He played in college, and he played for a little while overseas in Australia. He played for (the University of ) Mary Hardin-Baylor and Regis, which is in Texas I believe. He was a really good player, and he's still hard to this day to beat one-on-one. When I play, he's always critiquing what I do, just my skills. He's always trying to develop new skills for me.
In terms of basketball, is he also supportive, or is he more like a coach?
When I was younger, he was more focused on all that I needed to do, but now, I think he knows that I've developed and that he's taught me well. So now, he still critiques, but he also sees that I have developed, and I'm starting to think for myself.
Do you feel like you are learning again from a new coach playing for Jennifer Rizzotti, USA and University of Hartford head coach?
This whole experience, it's different from high school or AAU. It's just a different level of intensity during practice. Every practice you are demanded to go as hard as you can. It's made me a better player because I'm forcing myself to push myself, and it's not easy like it is in high school. Also, in high school, I'm used to averaging 15-20 points a game, and now I'm having to transform my game to more of what coach Rizzotti and the rest of the coaching staff wants -- being more of a floor general and a distributor than having to score because everyone can score. So, I think that's a great experience, too, because I'm learning how to do other things than just score. I think that's been a challenge, and it's been fun having a new challenge.
Your USA teammate Chiney Ogwumike also was your teammate at Cy-Fair this past season, has that helped you during training to have someone you know here with you?
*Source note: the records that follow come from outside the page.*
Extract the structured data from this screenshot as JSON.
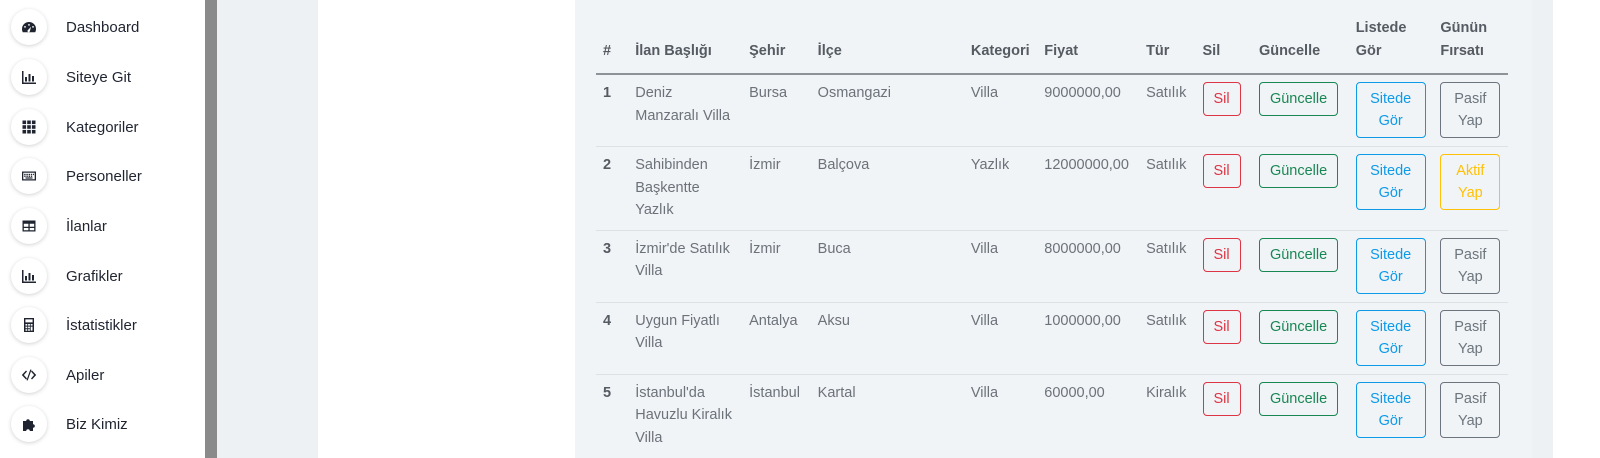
{
  "sidebar": {
    "items": [
      {
        "label": "Dashboard",
        "icon": "gauge-icon"
      },
      {
        "label": "Siteye Git",
        "icon": "chart-icon"
      },
      {
        "label": "Kategoriler",
        "icon": "grid-icon"
      },
      {
        "label": "Personeller",
        "icon": "keyboard-icon"
      },
      {
        "label": "İlanlar",
        "icon": "table-icon"
      },
      {
        "label": "Grafikler",
        "icon": "chart-icon"
      },
      {
        "label": "İstatistikler",
        "icon": "calculator-icon"
      },
      {
        "label": "Apiler",
        "icon": "code-icon"
      },
      {
        "label": "Biz Kimiz",
        "icon": "puzzle-icon"
      }
    ]
  },
  "table": {
    "headers": {
      "num": "#",
      "title": "İlan Başlığı",
      "city": "Şehir",
      "district": "İlçe",
      "category": "Kategori",
      "price": "Fiyat",
      "type": "Tür",
      "delete": "Sil",
      "update": "Güncelle",
      "view": "Listede Gör",
      "deal": "Günün Fırsatı"
    },
    "rows": [
      {
        "num": "1",
        "title": "Deniz Manzaralı Villa",
        "city": "Bursa",
        "district": "Osmangazi",
        "category": "Villa",
        "price": "9000000,00",
        "type": "Satılık",
        "delete_label": "Sil",
        "update_label": "Güncelle",
        "view_label": "Sitede Gör",
        "deal_label": "Pasif Yap",
        "deal_state": "passive"
      },
      {
        "num": "2",
        "title": "Sahibinden Başkentte Yazlık",
        "city": "İzmir",
        "district": "Balçova",
        "category": "Yazlık",
        "price": "12000000,00",
        "type": "Satılık",
        "delete_label": "Sil",
        "update_label": "Güncelle",
        "view_label": "Sitede Gör",
        "deal_label": "Aktif Yap",
        "deal_state": "active"
      },
      {
        "num": "3",
        "title": "İzmir'de Satılık Villa",
        "city": "İzmir",
        "district": "Buca",
        "category": "Villa",
        "price": "8000000,00",
        "type": "Satılık",
        "delete_label": "Sil",
        "update_label": "Güncelle",
        "view_label": "Sitede Gör",
        "deal_label": "Pasif Yap",
        "deal_state": "passive"
      },
      {
        "num": "4",
        "title": "Uygun Fiyatlı Villa",
        "city": "Antalya",
        "district": "Aksu",
        "category": "Villa",
        "price": "1000000,00",
        "type": "Satılık",
        "delete_label": "Sil",
        "update_label": "Güncelle",
        "view_label": "Sitede Gör",
        "deal_label": "Pasif Yap",
        "deal_state": "passive"
      },
      {
        "num": "5",
        "title": "İstanbul'da Havuzlu Kiralık Villa",
        "city": "İstanbul",
        "district": "Kartal",
        "category": "Villa",
        "price": "60000,00",
        "type": "Kiralık",
        "delete_label": "Sil",
        "update_label": "Güncelle",
        "view_label": "Sitede Gör",
        "deal_label": "Pasif Yap",
        "deal_state": "passive"
      }
    ]
  },
  "colors": {
    "danger": "#dc3545",
    "success": "#198754",
    "info": "#0d9ae8",
    "secondary": "#6c757d",
    "warning": "#ffc107"
  }
}
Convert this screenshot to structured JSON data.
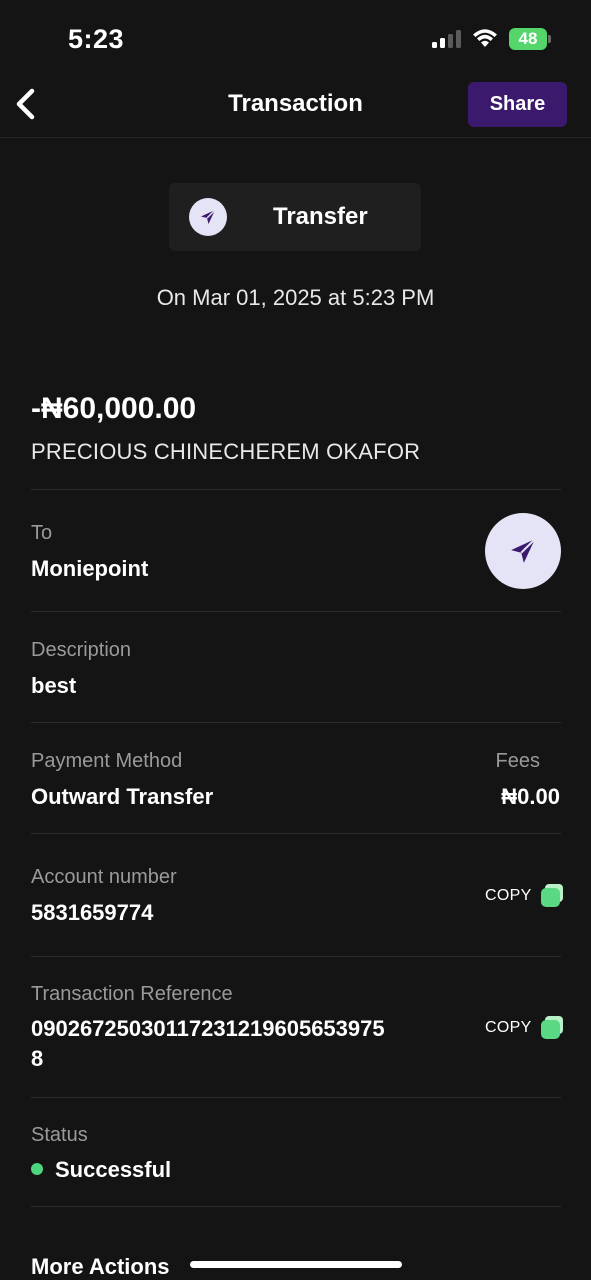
{
  "status_bar": {
    "time": "5:23",
    "battery_level": "48",
    "battery_color": "#55d66b",
    "icons": [
      "signal-icon",
      "wifi-icon",
      "battery-charging-icon"
    ]
  },
  "header": {
    "title": "Transaction",
    "share_label": "Share",
    "share_color": "#3b1a6e",
    "back_icon": "chevron-left-icon"
  },
  "transaction": {
    "type_label": "Transfer",
    "type_icon": "paper-plane-icon",
    "date": "On Mar 01, 2025 at 5:23 PM",
    "amount": "-₦60,000.00",
    "beneficiary": "PRECIOUS CHINECHEREM OKAFOR"
  },
  "details": {
    "to_label": "To",
    "to_value": "Moniepoint",
    "description_label": "Description",
    "description_value": "best",
    "payment_method_label": "Payment Method",
    "payment_method_value": "Outward Transfer",
    "fees_label": "Fees",
    "fees_value": "₦0.00",
    "account_number_label": "Account number",
    "account_number_value": "5831659774",
    "reference_label": "Transaction Reference",
    "reference_line1": "09026725030117231219605653975",
    "reference_line2": "8",
    "copy_label": "COPY",
    "status_label": "Status",
    "status_value": "Successful",
    "status_color": "#4ed67f"
  },
  "footer": {
    "more_actions": "More Actions"
  }
}
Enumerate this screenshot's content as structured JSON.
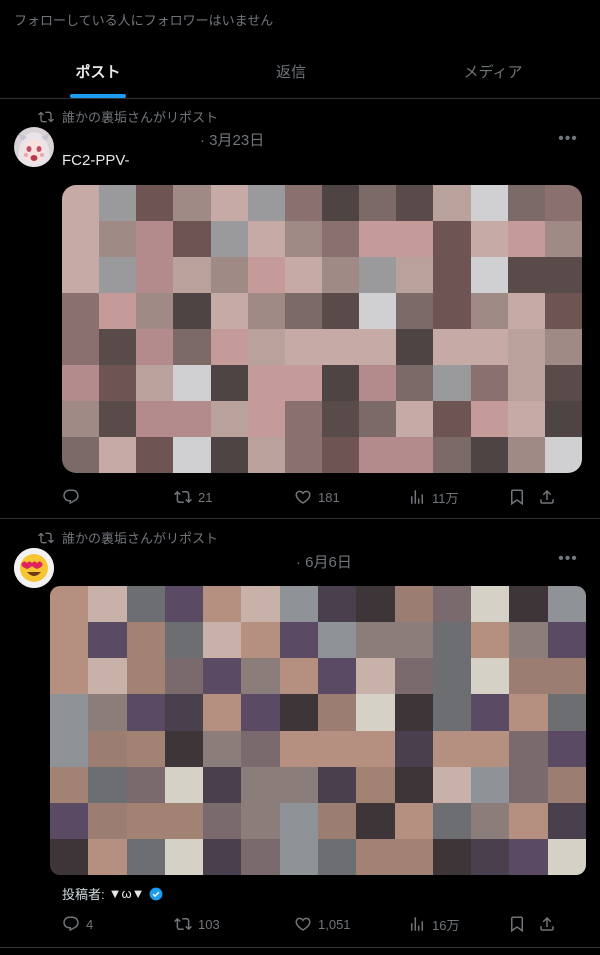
{
  "header": {
    "follow_note": "フォローしている人にフォロワーはいません"
  },
  "tabs": [
    {
      "label": "ポスト",
      "active": true
    },
    {
      "label": "返信",
      "active": false
    },
    {
      "label": "メディア",
      "active": false
    }
  ],
  "posts": [
    {
      "repost_label": "誰かの裏垢さんがリポスト",
      "date": "· 3月23日",
      "text": "FC2-PPV-",
      "stats": {
        "replies": "",
        "reposts": "21",
        "likes": "181",
        "views": "11万"
      }
    },
    {
      "repost_label": "誰かの裏垢さんがリポスト",
      "date": "· 6月6日",
      "credit_label": "投稿者:",
      "credit_name": "▼ω▼",
      "stats": {
        "replies": "4",
        "reposts": "103",
        "likes": "1,051",
        "views": "16万"
      }
    }
  ],
  "colors": {
    "accent": "#1d9bf0",
    "muted": "#71767b",
    "text": "#e7e9ea",
    "divider": "#2f3336"
  }
}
It was really exciting when I found out that I would be trying out with older girls. Obviously, Chiney is on the team, and we thought it would be really good to have two players from the same high school representing not only our country but coming from the same school. That doesn't happen too often. It's also comforting because I know how she catches the ball and where she doesn't want it. That's good, too, knowing what type of a player she is.
You have one more year of high school and have verbally committed to attend the University of Texas. With this experience, do you feel like you are getting a jump-start on college?
I do feel like I'm getting a little glimpse of what it will be like in college. My workouts at home, they are intense too, but it's just different when you are with a team and you are going against competition. My workouts, they are hard and I do do two-a-days, but it's a lot different when you have college coach yelling at you and you have college-caliber players playing against you, and I do think that it definitely is going to give me a glimpse of what I have to bring everyday when I go to college.
You have been training for a week, and you've got a week to go before the tournament starts, how excited are you to start playing games?
I think everyone is ready to start playing. It's just a huge honor to be selected. Twelve girls out of I don't know how many across the United States, so it's just a huge honor. I can't put into words the feeling. It makes me want to work that much harder just knowing I was thought of to be one of the best to represent my country.
Have you seen a team identity emerge?
I think we have people that want to run the floor. We also have people who will set up the half-court offense, so I think our team can do pretty much anything. It's just a matter of being disciplined and doing what we know we can do. I think that's what we are working towards now. We know what we want to do. Sometimes we are not as disciplined because we are used to being able to score at will. So, I think everyone right now is more than happy and more than willing to compromise for the better of the team.